▸ WORK TO COMPLETE: Every line containing the string "Custom" should be returned from the records.

▸ Data records for software interfaces:
========================================

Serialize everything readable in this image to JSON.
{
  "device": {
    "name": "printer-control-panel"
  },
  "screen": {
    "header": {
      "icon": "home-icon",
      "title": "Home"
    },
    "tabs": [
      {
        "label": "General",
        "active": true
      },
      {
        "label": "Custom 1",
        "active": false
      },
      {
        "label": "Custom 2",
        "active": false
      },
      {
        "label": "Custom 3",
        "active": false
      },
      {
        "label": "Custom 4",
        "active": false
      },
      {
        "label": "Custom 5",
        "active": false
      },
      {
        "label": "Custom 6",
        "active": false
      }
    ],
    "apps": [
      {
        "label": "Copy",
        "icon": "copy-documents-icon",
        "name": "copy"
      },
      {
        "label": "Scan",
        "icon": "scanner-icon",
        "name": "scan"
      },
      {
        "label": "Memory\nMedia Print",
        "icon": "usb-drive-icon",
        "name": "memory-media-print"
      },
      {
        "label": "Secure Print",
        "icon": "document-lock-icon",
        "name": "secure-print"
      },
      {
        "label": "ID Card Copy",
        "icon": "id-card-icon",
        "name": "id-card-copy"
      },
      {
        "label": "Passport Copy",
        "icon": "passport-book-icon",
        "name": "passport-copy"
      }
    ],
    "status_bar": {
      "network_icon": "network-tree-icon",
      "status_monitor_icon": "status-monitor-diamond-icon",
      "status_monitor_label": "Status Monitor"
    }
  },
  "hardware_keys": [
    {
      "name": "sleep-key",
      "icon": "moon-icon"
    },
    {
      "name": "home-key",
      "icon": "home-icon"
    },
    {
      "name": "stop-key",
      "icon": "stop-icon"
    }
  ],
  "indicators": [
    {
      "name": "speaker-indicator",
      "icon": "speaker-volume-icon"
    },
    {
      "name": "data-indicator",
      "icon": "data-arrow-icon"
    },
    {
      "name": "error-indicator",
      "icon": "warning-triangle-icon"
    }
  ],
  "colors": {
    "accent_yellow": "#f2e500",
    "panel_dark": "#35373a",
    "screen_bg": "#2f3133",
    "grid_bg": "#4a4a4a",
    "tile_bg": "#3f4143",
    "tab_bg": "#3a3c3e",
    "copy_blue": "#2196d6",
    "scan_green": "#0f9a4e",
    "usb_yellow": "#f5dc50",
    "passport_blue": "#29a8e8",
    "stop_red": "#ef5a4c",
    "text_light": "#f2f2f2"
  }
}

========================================

▸ TASK RESPONSE:
        "label": "Custom 1",
        "label": "Custom 2",
        "label": "Custom 3",
        "label": "Custom 4",
        "label": "Custom 5",
        "label": "Custom 6",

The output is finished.